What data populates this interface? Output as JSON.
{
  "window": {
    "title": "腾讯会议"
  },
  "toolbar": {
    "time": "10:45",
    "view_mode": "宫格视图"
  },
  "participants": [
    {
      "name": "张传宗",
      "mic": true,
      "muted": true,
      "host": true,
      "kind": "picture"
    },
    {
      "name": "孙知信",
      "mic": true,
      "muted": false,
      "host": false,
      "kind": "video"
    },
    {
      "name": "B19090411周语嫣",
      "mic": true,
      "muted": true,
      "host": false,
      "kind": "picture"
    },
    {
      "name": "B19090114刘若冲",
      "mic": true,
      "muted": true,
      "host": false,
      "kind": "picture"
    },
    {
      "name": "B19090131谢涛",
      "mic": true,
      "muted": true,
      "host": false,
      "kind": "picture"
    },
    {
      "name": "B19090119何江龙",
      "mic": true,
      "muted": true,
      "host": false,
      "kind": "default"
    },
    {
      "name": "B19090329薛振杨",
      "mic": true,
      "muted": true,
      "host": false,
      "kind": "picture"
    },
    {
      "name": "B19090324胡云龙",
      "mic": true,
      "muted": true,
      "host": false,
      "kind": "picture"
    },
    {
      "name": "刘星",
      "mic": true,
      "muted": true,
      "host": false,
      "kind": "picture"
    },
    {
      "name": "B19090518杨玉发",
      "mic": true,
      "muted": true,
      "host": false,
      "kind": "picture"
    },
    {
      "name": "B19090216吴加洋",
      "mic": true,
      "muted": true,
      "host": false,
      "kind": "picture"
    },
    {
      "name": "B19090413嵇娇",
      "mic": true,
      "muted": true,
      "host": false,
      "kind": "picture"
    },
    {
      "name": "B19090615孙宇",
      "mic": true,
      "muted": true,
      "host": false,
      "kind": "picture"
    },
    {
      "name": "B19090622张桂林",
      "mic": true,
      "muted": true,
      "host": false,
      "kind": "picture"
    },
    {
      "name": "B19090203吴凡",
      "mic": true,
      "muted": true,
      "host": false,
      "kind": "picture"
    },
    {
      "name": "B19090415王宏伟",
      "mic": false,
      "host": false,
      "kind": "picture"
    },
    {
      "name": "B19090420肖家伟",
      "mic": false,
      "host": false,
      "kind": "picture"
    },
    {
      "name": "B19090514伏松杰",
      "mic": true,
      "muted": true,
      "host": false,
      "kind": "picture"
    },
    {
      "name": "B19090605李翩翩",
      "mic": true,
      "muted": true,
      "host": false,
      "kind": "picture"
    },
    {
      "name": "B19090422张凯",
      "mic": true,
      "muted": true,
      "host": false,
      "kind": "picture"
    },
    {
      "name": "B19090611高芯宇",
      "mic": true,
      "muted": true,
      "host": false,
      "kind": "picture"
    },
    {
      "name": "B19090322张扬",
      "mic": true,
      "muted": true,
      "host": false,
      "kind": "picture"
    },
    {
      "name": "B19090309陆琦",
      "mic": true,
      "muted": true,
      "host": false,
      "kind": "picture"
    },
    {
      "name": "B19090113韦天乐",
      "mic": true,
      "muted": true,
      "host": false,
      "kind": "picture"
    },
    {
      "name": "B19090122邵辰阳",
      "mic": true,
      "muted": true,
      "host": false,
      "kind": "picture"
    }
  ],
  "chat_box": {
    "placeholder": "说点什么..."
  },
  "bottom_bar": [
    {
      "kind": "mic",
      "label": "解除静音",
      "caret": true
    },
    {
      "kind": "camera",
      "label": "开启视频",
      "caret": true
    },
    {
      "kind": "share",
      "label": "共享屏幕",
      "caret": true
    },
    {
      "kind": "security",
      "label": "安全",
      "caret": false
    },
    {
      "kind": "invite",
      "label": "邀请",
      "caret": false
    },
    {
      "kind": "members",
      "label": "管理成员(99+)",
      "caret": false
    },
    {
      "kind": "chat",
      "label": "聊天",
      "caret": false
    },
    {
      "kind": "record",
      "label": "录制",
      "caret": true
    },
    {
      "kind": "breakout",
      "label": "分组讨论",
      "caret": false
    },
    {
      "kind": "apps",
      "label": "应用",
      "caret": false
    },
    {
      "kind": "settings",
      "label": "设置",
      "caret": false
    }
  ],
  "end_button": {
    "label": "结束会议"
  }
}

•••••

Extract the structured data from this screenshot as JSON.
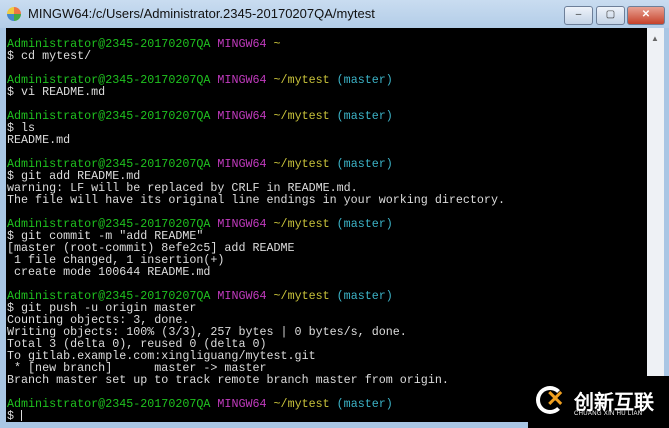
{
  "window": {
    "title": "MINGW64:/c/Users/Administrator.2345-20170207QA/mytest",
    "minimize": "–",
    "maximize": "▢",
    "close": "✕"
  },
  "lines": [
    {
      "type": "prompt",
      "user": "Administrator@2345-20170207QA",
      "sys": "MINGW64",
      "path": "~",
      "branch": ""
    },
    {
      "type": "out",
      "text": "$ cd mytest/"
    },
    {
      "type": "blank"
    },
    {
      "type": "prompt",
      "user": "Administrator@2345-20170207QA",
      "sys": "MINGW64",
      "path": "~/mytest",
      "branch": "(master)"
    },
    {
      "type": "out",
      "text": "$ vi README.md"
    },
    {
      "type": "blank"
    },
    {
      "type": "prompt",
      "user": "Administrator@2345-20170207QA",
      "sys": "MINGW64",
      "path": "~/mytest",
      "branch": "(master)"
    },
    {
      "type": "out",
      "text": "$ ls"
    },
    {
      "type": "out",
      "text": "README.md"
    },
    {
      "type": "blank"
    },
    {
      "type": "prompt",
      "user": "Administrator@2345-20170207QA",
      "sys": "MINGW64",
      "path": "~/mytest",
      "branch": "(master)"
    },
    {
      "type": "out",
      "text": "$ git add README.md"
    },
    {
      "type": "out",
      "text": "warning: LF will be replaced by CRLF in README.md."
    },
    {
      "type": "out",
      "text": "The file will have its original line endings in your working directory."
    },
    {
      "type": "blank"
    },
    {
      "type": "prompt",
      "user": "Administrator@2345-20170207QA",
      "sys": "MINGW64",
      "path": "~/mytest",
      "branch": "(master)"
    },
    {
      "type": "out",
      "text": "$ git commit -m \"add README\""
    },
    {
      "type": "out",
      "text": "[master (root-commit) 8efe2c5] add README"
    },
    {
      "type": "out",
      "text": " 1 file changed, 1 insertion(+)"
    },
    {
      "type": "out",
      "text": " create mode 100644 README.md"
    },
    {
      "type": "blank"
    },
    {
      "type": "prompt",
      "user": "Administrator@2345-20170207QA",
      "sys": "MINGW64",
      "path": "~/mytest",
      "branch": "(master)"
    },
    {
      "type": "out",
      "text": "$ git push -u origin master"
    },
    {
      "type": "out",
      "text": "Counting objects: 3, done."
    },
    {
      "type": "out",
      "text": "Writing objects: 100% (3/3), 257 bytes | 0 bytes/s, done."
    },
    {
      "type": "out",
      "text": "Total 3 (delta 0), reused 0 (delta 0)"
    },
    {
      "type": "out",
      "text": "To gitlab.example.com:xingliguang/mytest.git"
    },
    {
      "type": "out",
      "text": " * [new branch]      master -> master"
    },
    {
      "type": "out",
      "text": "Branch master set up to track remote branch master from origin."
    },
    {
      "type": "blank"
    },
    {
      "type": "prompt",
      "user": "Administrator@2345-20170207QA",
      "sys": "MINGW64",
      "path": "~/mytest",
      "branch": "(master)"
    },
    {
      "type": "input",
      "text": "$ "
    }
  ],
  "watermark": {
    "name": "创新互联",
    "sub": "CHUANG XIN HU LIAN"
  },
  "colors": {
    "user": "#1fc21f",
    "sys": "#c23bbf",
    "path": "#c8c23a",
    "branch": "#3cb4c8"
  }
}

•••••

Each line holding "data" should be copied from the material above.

What data populates this interface? Output as JSON.
Extract the structured data from this screenshot as JSON.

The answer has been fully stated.